Top of Source records

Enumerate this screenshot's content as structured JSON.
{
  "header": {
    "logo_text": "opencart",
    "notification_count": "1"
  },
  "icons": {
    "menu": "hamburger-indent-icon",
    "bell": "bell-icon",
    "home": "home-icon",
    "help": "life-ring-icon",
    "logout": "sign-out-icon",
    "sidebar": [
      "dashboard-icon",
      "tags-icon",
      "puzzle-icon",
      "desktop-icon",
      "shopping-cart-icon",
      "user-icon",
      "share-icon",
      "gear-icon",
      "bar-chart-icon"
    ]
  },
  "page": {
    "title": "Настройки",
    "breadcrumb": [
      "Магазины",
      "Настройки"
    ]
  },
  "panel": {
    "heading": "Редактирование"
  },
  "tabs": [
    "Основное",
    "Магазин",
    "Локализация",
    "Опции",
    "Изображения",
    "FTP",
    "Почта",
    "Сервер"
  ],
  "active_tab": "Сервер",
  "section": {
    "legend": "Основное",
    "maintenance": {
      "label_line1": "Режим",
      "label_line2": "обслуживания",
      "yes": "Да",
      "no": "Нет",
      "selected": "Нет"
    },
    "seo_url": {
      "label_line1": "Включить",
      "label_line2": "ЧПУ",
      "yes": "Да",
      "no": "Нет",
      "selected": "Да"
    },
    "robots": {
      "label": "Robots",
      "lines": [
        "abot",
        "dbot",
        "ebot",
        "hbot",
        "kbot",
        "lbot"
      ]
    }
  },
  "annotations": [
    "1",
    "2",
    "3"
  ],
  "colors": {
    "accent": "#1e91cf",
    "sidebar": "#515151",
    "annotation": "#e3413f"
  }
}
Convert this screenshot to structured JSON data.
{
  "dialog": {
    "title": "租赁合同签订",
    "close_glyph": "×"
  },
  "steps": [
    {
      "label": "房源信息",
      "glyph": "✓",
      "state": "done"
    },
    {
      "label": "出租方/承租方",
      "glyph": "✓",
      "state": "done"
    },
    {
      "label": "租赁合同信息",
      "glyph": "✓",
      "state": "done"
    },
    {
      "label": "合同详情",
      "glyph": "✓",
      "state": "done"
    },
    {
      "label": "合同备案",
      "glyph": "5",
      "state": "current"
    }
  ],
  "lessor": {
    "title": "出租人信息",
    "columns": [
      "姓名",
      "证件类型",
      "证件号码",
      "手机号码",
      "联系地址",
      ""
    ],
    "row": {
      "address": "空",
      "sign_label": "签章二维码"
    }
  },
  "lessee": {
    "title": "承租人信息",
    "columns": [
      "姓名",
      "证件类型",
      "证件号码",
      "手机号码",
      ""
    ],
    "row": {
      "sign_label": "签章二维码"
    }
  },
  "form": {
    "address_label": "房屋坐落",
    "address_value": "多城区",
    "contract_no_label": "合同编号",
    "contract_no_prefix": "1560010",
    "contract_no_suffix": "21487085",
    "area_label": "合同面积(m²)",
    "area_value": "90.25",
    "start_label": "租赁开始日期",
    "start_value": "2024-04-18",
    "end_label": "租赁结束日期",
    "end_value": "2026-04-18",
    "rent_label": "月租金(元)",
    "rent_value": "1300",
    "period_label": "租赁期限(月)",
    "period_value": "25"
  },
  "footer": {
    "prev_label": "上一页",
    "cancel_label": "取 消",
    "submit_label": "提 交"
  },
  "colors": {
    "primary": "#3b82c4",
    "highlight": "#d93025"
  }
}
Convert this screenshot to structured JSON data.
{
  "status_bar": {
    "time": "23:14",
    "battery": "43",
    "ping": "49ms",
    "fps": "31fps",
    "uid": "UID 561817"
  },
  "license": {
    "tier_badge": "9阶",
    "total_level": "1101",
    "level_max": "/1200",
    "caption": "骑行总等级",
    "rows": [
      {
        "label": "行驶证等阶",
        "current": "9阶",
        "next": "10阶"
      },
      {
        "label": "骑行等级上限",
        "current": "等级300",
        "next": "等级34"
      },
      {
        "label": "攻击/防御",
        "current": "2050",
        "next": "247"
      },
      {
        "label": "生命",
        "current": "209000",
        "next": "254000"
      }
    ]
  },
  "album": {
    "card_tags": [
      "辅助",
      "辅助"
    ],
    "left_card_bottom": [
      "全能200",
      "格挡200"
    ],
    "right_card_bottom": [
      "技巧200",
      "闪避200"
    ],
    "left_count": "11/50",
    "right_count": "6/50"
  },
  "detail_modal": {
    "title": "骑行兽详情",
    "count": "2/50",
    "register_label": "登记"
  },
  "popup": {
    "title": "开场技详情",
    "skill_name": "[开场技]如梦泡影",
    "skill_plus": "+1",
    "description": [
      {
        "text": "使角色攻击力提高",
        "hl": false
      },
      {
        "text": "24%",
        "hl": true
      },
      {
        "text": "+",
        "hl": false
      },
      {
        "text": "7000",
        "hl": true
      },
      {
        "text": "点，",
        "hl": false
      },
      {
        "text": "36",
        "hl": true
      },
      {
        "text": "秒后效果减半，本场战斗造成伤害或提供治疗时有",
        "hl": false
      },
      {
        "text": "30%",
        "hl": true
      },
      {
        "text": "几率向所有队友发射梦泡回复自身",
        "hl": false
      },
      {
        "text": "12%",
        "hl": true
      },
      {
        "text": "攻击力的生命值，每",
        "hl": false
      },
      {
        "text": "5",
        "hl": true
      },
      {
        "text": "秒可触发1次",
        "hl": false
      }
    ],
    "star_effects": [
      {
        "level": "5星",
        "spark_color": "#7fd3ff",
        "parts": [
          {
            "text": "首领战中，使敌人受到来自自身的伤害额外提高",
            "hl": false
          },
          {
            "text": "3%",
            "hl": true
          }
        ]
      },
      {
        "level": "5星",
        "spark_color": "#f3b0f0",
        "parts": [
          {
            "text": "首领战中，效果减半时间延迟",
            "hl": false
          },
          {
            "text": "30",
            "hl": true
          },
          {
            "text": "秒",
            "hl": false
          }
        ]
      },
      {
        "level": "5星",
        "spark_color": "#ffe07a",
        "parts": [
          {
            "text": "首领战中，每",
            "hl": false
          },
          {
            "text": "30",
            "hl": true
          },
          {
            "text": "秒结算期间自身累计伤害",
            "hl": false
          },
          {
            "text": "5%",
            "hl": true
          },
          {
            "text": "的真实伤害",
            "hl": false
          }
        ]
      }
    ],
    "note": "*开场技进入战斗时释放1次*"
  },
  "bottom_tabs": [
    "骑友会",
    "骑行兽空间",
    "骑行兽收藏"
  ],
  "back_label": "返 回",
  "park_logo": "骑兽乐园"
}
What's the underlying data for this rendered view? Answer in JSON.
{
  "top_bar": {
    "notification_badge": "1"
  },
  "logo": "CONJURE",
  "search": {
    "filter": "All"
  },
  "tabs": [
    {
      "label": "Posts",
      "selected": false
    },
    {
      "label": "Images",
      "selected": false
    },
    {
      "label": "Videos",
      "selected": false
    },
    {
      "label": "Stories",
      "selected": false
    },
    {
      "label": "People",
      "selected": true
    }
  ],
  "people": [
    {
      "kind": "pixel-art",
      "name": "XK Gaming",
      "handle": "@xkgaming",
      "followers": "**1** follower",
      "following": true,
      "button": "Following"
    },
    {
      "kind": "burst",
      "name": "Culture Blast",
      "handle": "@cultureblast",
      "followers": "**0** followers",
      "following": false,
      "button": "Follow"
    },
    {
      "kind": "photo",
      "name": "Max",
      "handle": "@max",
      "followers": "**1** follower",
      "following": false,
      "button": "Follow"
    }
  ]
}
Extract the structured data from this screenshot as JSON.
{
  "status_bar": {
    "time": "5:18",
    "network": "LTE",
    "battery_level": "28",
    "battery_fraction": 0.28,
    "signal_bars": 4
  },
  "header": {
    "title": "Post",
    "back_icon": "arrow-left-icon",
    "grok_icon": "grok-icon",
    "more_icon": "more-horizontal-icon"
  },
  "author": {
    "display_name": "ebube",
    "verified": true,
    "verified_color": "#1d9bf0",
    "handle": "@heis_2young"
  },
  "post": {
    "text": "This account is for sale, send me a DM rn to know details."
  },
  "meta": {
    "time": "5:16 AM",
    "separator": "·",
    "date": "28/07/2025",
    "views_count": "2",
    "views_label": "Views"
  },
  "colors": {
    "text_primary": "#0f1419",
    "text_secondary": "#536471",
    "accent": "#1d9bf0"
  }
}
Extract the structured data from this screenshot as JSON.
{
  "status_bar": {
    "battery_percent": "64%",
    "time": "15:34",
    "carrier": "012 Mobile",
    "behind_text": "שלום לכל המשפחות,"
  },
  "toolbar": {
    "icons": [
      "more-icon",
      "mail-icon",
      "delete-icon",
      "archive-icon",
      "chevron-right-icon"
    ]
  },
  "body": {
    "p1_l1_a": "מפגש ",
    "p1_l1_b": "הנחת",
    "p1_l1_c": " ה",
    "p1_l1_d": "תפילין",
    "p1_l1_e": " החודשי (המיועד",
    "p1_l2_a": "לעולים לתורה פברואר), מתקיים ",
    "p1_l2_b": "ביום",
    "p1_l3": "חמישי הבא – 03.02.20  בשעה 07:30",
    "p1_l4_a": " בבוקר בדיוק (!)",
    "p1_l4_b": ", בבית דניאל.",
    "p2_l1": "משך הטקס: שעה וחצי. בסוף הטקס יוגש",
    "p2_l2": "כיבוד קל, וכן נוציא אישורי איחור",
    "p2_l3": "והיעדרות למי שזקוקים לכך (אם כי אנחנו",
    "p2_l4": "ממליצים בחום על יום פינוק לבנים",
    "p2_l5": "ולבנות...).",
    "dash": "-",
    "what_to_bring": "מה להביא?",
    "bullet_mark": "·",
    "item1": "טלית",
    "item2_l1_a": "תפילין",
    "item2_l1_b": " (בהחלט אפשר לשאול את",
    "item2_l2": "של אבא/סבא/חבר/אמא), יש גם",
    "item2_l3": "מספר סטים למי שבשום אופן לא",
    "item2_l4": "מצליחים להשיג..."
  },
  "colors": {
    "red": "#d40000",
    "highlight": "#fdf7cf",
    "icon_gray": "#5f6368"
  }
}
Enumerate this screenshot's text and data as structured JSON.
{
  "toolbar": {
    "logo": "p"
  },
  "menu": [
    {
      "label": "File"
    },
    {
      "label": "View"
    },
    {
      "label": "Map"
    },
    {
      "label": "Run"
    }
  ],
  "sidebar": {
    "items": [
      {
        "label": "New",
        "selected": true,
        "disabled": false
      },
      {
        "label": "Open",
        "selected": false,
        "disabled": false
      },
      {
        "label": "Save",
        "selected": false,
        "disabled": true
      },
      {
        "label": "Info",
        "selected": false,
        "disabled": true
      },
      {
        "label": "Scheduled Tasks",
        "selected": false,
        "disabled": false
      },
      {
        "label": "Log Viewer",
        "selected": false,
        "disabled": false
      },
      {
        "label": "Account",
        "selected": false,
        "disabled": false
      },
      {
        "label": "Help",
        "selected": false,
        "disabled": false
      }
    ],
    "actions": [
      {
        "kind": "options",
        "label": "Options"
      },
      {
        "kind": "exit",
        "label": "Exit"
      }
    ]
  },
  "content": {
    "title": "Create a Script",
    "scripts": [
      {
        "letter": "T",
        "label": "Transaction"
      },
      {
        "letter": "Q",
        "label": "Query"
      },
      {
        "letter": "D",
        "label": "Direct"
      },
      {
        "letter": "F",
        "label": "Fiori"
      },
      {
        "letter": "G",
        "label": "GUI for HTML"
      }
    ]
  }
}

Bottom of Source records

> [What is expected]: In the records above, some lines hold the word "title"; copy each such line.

> [Task output]:
    "title": "Настройки",
    "title": "租赁合同签订",
    "title": "出租人信息",
    "title": "承租人信息",
    "title": "骑行兽详情",
    "title": "开场技详情",
    "title": "Post",
    "title": "Create a Script",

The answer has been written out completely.